*** Opening of Dataset entries ***

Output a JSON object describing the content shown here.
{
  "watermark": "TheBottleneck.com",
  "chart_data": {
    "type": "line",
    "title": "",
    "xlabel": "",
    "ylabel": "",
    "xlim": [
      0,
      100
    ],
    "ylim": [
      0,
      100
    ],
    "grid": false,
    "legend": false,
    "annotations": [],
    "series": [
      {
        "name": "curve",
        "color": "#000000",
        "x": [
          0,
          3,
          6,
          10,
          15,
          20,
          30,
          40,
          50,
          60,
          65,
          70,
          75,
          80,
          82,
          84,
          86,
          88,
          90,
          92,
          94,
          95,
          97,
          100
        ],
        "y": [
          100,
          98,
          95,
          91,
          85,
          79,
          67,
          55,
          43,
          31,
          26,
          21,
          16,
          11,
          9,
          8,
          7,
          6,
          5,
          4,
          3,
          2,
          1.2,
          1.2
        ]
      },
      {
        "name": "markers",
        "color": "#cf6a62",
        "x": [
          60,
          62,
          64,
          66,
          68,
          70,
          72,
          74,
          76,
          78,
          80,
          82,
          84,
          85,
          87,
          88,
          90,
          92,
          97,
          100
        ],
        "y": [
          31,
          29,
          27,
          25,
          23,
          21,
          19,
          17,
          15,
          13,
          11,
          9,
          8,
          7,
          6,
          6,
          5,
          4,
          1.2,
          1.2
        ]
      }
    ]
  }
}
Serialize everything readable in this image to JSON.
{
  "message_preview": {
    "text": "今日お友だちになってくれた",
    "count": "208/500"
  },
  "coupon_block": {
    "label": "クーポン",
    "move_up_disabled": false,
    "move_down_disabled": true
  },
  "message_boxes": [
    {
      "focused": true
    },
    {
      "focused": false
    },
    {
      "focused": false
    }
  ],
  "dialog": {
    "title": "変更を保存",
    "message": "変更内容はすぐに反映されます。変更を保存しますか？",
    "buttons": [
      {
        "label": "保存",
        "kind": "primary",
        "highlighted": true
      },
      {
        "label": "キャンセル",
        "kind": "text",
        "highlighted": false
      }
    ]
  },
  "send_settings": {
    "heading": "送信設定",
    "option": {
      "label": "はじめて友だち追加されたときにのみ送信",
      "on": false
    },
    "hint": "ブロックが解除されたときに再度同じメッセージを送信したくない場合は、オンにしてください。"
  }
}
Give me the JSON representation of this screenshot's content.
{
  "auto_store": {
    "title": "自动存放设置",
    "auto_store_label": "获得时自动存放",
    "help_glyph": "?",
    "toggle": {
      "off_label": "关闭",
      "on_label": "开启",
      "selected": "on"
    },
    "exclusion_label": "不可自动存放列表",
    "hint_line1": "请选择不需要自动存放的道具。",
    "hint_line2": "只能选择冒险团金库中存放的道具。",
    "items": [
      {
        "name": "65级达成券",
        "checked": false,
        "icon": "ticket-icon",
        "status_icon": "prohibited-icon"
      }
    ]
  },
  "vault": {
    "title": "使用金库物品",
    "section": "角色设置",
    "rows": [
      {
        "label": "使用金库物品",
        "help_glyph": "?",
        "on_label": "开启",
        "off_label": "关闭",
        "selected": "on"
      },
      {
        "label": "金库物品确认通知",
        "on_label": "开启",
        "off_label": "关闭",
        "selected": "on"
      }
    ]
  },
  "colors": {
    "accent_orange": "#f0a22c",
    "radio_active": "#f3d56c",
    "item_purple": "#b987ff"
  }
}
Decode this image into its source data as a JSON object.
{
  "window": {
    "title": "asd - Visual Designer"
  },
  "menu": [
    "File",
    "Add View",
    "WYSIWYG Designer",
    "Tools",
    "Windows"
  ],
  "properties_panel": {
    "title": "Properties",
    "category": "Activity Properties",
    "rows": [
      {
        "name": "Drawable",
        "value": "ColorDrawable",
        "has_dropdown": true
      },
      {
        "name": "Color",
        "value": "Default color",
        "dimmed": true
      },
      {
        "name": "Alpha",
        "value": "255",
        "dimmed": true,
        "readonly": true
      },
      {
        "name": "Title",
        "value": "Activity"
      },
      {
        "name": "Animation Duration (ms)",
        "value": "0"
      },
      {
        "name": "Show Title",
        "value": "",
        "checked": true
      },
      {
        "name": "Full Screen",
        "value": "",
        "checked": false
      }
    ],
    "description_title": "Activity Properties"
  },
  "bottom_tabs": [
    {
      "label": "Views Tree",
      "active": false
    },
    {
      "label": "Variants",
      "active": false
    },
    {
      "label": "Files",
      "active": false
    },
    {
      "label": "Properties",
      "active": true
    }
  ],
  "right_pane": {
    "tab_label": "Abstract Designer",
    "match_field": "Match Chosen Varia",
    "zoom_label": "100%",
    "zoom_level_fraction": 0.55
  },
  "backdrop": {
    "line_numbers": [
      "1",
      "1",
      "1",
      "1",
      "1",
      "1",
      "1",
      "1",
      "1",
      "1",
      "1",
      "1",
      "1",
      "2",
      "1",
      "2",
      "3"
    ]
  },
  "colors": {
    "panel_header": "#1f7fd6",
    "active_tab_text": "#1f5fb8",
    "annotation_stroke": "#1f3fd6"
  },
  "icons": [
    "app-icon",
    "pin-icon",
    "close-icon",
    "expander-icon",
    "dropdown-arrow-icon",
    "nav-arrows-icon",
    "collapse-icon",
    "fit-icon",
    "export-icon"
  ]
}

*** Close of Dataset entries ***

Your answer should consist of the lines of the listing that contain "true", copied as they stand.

    "move_down_disabled": true
      "focused": true
        "highlighted": true
        "has_dropdown": true
        "dimmed": true
        "dimmed": true,
        "readonly": true
        "checked": true
      "active": true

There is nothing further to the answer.